Informe mundial de la sociedad civil para la evaluación intermedia en 2024 de la Comisión de Estupefacientes


Informe mundial de la sociedad civil para la evaluación intermedia en 2024 de la Comisión de Estupefacientes

14 febrero 2024
Vienna NGO Committee on Drugs (VNGOC)
New York NGO Committee on Drugs (NYNGOC)

Los Comités de ONG sobre Drogas en Viena y Nueva York publican un informe que describe los problemas, retos y oportunidades que experimentan organizaciones de la sociedad civil que trabajan en el ámbito de las drogas. Más información, en inglés, está disponible abajo.

The Vienna and New York NGO Committees on Drugs welcome the opportunity to provide this report highlighting the broad perspectives of global civil society who work in the field of drugs to the 2024 Mid-Term Review. This report presents findings from civil society contributions to the CND Thematic Discussions under the CND 2019-2023 work plan, alongside insights from recent regional consultations and a global online survey of civil society representatives.

A total of 173 global civil society organizations participated in the online survey in late 2023, complemented by regional consultations across Africa, Asia-Pacific, the Americas, and Europe during late 2023 and early 2024. Additionally, written contributions were received from organizations in the Middle East and youth-led groups. The majority of the respondents who contributed identified as directly involved in service provision to people who use drugs and other community members or as advocacy organizations operating at the national or local level in their respective countries. Their work focuses predominantly on the fields of health, education, and human rights-based approaches to address drug-related issues.

This report seeks to compile the diverse perspectives of civil society regarding progress made on the 11 challenges outlined in the 2019 Ministerial Declaration. It provides detailed insights from respondents concerning the inadequacy of reliable data for assessing the impacts of advancements in drug-related issues. Additionally, the report documents civil society's observations on both progress and challenges related to the identified topics, showcasing examples of how NGOs are actively addressing these issues on the ground.

Many respondents pointed to setbacks or stagnation in addressing challenges associated with the rise in drug-related deaths, unmet needs for drug treatment and health services, non-compliance with international drug control conventions, and human rights obligations. Similarly, there were concerns about the insufficient value of confiscated proceeds of crime linked to money laundering arising from drug trafficking. Notably, challenges perceived to have made the most progress were related to the expansion and diversification of the range of drugs and drug markets, as well as the high transmission of HIV, HCV, and other blood-borne diseases associated with drug use. In terms of relevance to their areas of work, civil society respondents highlighted challenges one, four, five, and six as the most significant.

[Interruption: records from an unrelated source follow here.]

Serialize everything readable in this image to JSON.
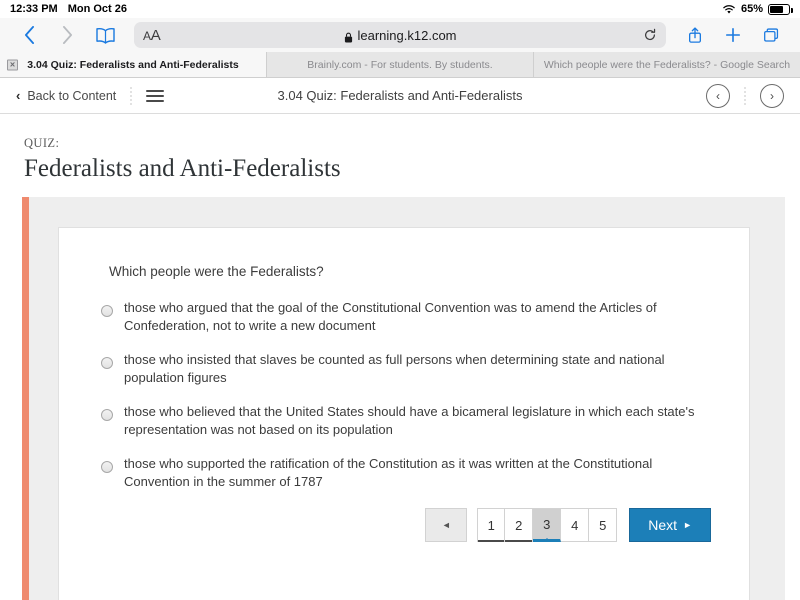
{
  "status_bar": {
    "time": "12:33 PM",
    "date": "Mon Oct 26",
    "battery_percent": "65%",
    "wifi_icon": "wifi-icon",
    "battery_icon": "battery-icon"
  },
  "browser": {
    "back_icon": "chevron-left-icon",
    "forward_icon": "chevron-right-icon",
    "bookmarks_icon": "book-icon",
    "aa_label_small": "A",
    "aa_label_large": "A",
    "url": "learning.k12.com",
    "lock_icon": "lock-icon",
    "reload_icon": "reload-icon",
    "share_icon": "share-icon",
    "new_tab_icon": "plus-icon",
    "tabs_overview_icon": "tabs-icon",
    "tabs": [
      {
        "title": "3.04 Quiz: Federalists and Anti-Federalists",
        "active": true,
        "close_label": "×"
      },
      {
        "title": "Brainly.com - For students. By students.",
        "active": false
      },
      {
        "title": "Which people were the Federalists? - Google Search",
        "active": false
      }
    ]
  },
  "app_nav": {
    "back_label": "Back to Content",
    "back_chevron": "‹",
    "menu_icon": "hamburger-menu-icon",
    "title": "3.04 Quiz: Federalists and Anti-Federalists",
    "prev_icon": "‹",
    "next_icon": "›"
  },
  "quiz": {
    "kicker": "QUIZ:",
    "title": "Federalists and Anti-Federalists",
    "question": "Which people were the Federalists?",
    "options": [
      "those who argued that the goal of the Constitutional Convention was to amend the Articles of Confederation, not to write a new document",
      "those who insisted that slaves be counted as full persons when determining state and national population figures",
      "those who believed that the United States should have a bicameral legislature in which each state's representation was not based on its population",
      "those who supported the ratification of the Constitution as it was written at the Constitutional Convention in the summer of 1787"
    ]
  },
  "pagination": {
    "prev_label": "◄",
    "pages": [
      "1",
      "2",
      "3",
      "4",
      "5"
    ],
    "current_page": "3",
    "next_label": "Next",
    "next_arrow": "►"
  },
  "colors": {
    "accent_stripe": "#ef8a6e",
    "primary_blue": "#1c7fb8",
    "safari_blue": "#1b7ae0"
  }
}
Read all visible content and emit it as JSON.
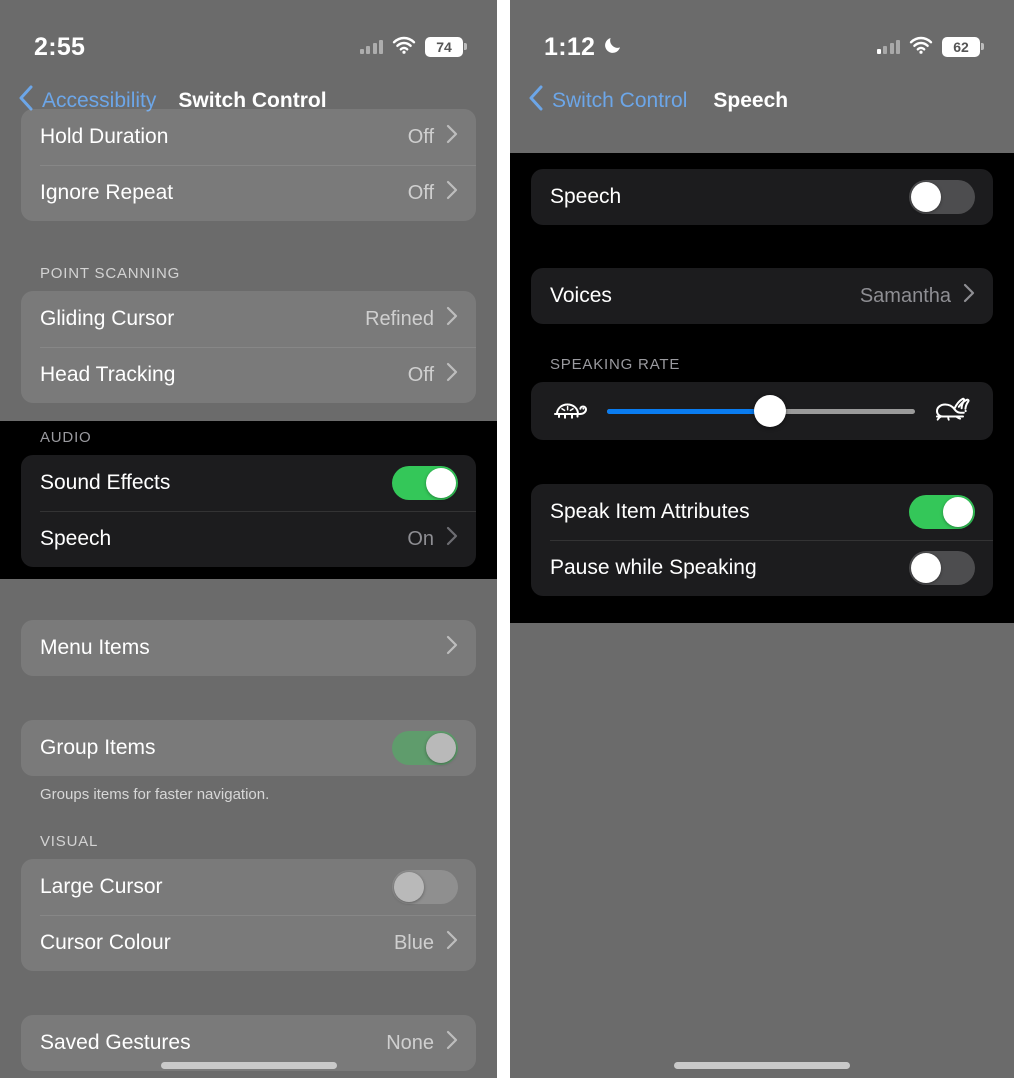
{
  "left_phone": {
    "status_bar": {
      "time": "2:55",
      "signal_icon": "signal-bars-dim-icon",
      "wifi_icon": "wifi-icon",
      "battery_level": "74"
    },
    "nav": {
      "back_label": "Accessibility",
      "back_icon": "chevron-left-icon",
      "title": "Switch Control"
    },
    "rows_top": [
      {
        "label": "Hold Duration",
        "value": "Off",
        "accessory": "chevron-right-icon"
      },
      {
        "label": "Ignore Repeat",
        "value": "Off",
        "accessory": "chevron-right-icon"
      }
    ],
    "point_scanning": {
      "header": "POINT SCANNING",
      "rows": [
        {
          "label": "Gliding Cursor",
          "value": "Refined",
          "accessory": "chevron-right-icon"
        },
        {
          "label": "Head Tracking",
          "value": "Off",
          "accessory": "chevron-right-icon"
        }
      ]
    },
    "audio": {
      "header": "AUDIO",
      "rows": [
        {
          "label": "Sound Effects",
          "toggle": "on"
        },
        {
          "label": "Speech",
          "value": "On",
          "accessory": "chevron-right-icon"
        }
      ]
    },
    "menu_items": {
      "label": "Menu Items",
      "accessory": "chevron-right-icon"
    },
    "group_items": {
      "label": "Group Items",
      "toggle": "on",
      "footnote": "Groups items for faster navigation."
    },
    "visual": {
      "header": "VISUAL",
      "rows": [
        {
          "label": "Large Cursor",
          "toggle": "off"
        },
        {
          "label": "Cursor Colour",
          "value": "Blue",
          "accessory": "chevron-right-icon"
        }
      ]
    },
    "saved_gestures": {
      "label": "Saved Gestures",
      "value": "None",
      "accessory": "chevron-right-icon"
    }
  },
  "right_phone": {
    "status_bar": {
      "time": "1:12",
      "focus_icon": "moon-icon",
      "signal_icon": "signal-bars-partial-icon",
      "wifi_icon": "wifi-icon",
      "battery_level": "62"
    },
    "nav": {
      "back_label": "Switch Control",
      "back_icon": "chevron-left-icon",
      "title": "Speech"
    },
    "speech_toggle_row": {
      "label": "Speech",
      "toggle": "off"
    },
    "voices_row": {
      "label": "Voices",
      "value": "Samantha",
      "accessory": "chevron-right-icon"
    },
    "speaking_rate": {
      "header": "SPEAKING RATE",
      "min_icon": "tortoise-icon",
      "max_icon": "hare-icon",
      "value_percent": 53
    },
    "options": [
      {
        "label": "Speak Item Attributes",
        "toggle": "on"
      },
      {
        "label": "Pause while Speaking",
        "toggle": "off"
      }
    ]
  },
  "colors": {
    "toggle_on_green": "#34c759",
    "slider_fill_blue": "#0a7cf0",
    "link_blue": "#6ca6e8",
    "highlight_black": "#000000",
    "dim_wash": "#6b6b6b"
  }
}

Additional challenges, progress, and emerging trends highlighted by the respondents encompass 1) insights into civil society engagement within the UN system, with a particular focus on Vienna; 2) the progressive impact of discussions on drug policy at the UN General Assembly and Human Rights Council; 3) the stagnancy of drug policies; 4) the impact of war and crises; 5) harassment and violence experienced by civil society, and 6) the lack or inadequacy of funding. The report closes by identifying key issues related to the way forward towards 2029, calling for support for capacity building in public health, evidence-based prevention, comprehensive and quality harm reduction, and equitable access to treatment and recovery services. It also underscores the need for non-discriminatory and human rights-based drug policies, including moves towards non-punitive and proportionate approaches. Finally, the report emphasizes the importance of increased financial support for NGOs and enhanced international cooperation that acknowledges the compliance of drug policies with broader international treaties.